Franchisee activists hoping for a new dawn in franchise regulation will be disappointed by the competition watchdog’s decision not to prosecute bakery franchise Bakers Delight in relation to unconscionable conduct allegations.
The Australian Competition and Consumer Commission announced yesterday that it had concluded its investigations into allegations that Bakers Delight engaged in misleading and deceptive and unconscionable conduct towards franchisees in operating its franchise system.
“Having conducted an in-depth investigation, including analysing a large amount of documentary evidence and conducting a number of detailed interviews with various witnesses, the ACCC has decided not to take any further action,” said a statement from the ACCC.
However, the ACCC is holding “continuing discussions with Bakers Delight with a view to ensuring its trade practices law compliance procedures and complaint handling processes are best placed to deal with issues that might arise in the future”.
A number of franchisees had alleged Bakers Delight had been churning (selling franchises destined to fail and then reselling them to others) and collusion with banks, including that Bakers Delight shared information about a franchisee with a bank which led to losses being suffered.

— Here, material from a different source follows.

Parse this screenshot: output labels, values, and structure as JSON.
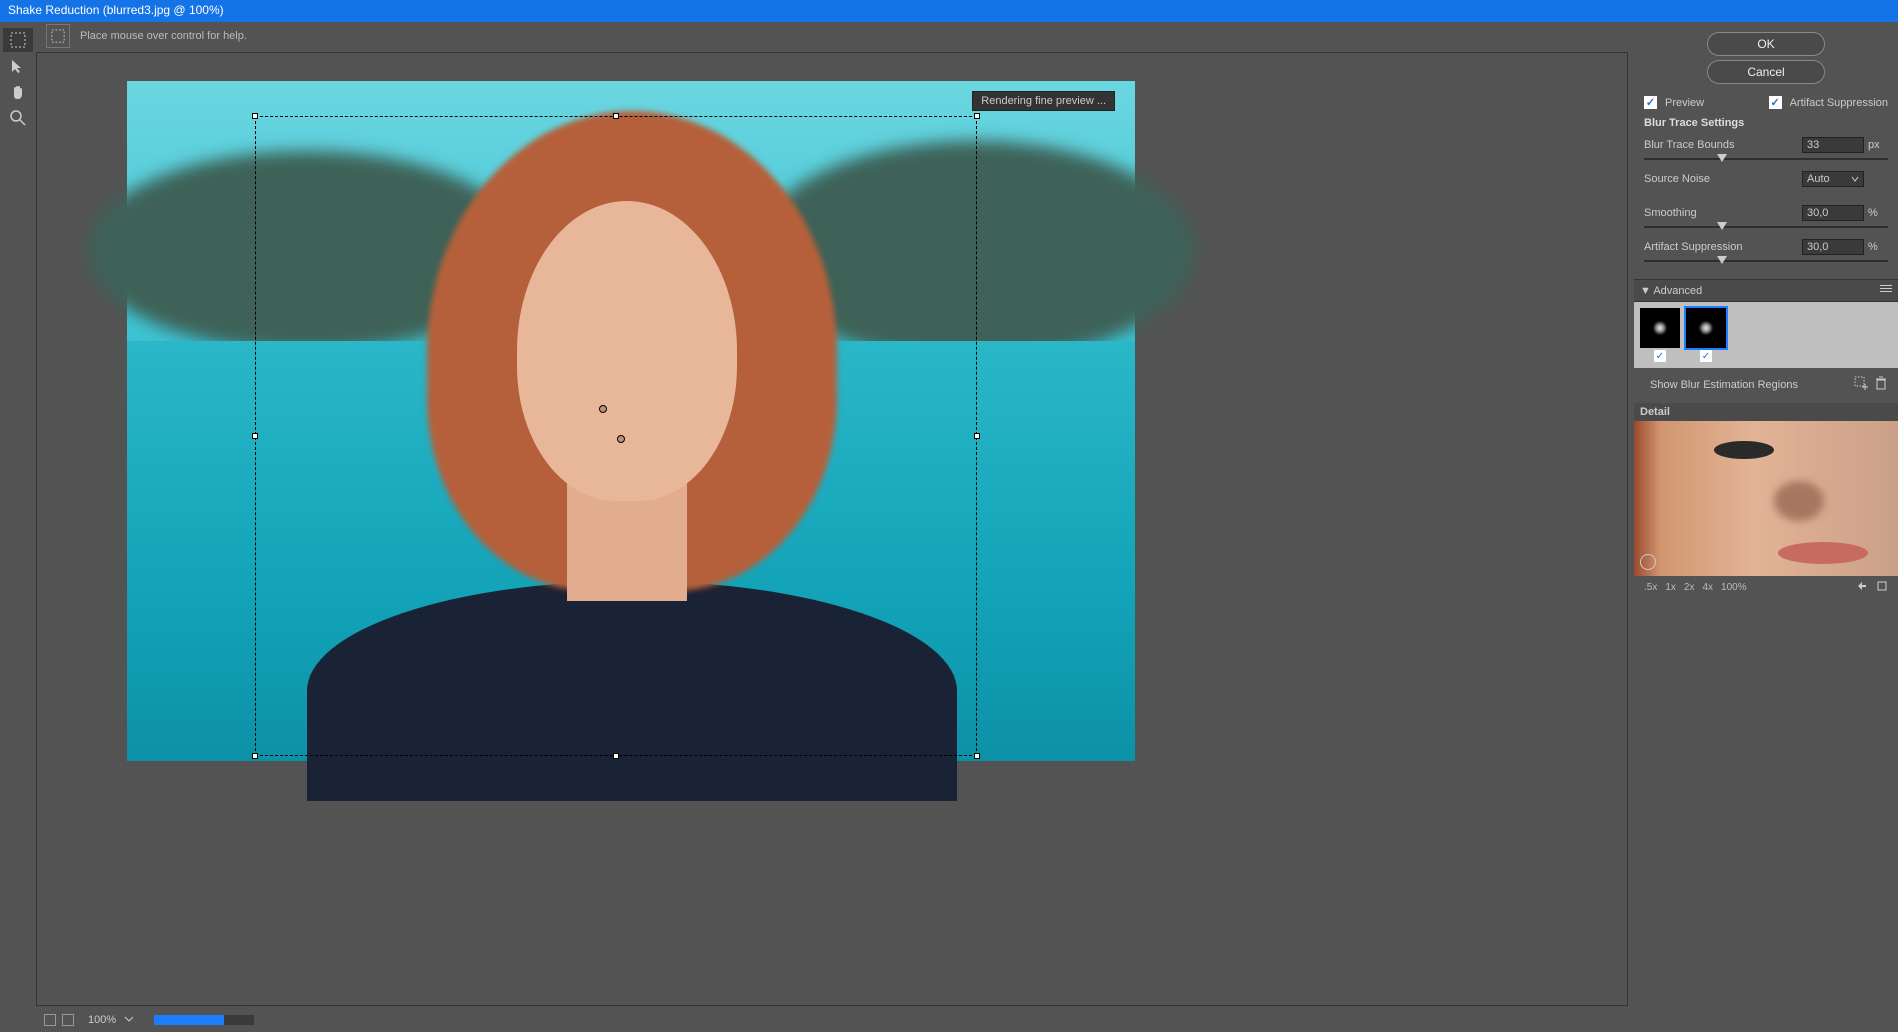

These allegations were made public last March when the Liberal member for Gilmore and then government whip, Joanna Gash, told the House of Representatives that she had been given information “that suggests the principals of the franchisors of Bakers Delight engaged in practices that I can only describe as not only dishonest but possibly criminal”.
But the ACCC was unconvinced. “It should not be assumed that where there is smoke there is always fire,” ACCC Chairman, Graeme Samuel, said in a statement. “The ACCC is experienced in testing matters raised with it and often its investigations lead it to the conclusion that those matters cannot be substantiated or should not be pursued further.”

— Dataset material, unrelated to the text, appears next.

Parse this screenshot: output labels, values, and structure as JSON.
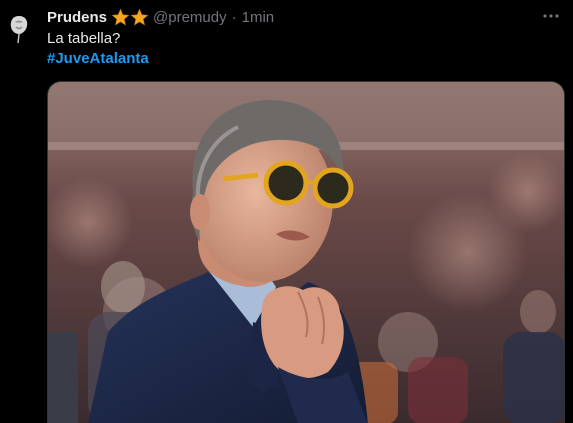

The fact that the ACCC has taken the unusual step of making a public statement about its decision not to take further action reflects the pressure the ACCC has been under to get tough on franchisors.
“This said,” said Samuel, “given the bargaining disadvantage franchisees and other small businesses often find themselves in, where the ACCC forms the view that there is evidence supporting a claim that a franchisor has behaved unconscionably or in a systematic misleading manner, it will take action.”
Hopes of a more activist ACCC were raised in March when the ACCC commenced proceedings against 170-store franchised telecommunications retailer Allphones for unconscionable conduct.
Cher Borradale, a former franchisee who has been a loud critic of franchise regulation and a lack of will from the ACCC to take action against rogue franchisors, is disappointed with its decision in the Bakers Delight case.
She believes the lack of action is a question of a lack of funding. “[The ACCC] deliver spin but they won’t come out and admit the complaint should be pursued, that they don’t have the funds,” she says.
“Samuel’s remark about ‘smoke’ and ‘no fire’ is insulting to people who have lost so much and have been threatened so blatantly.”
A Bakers Delight company secretary said in a statement: “It’s in our best interest to work with and support our franchisees; it’s pivotal to the success of the entire network.”
The debate about further regulation in the franchising industry does not end here however. The SA and WA parliaments have both conducted inquiries into the franchising industry that are expected to report soon.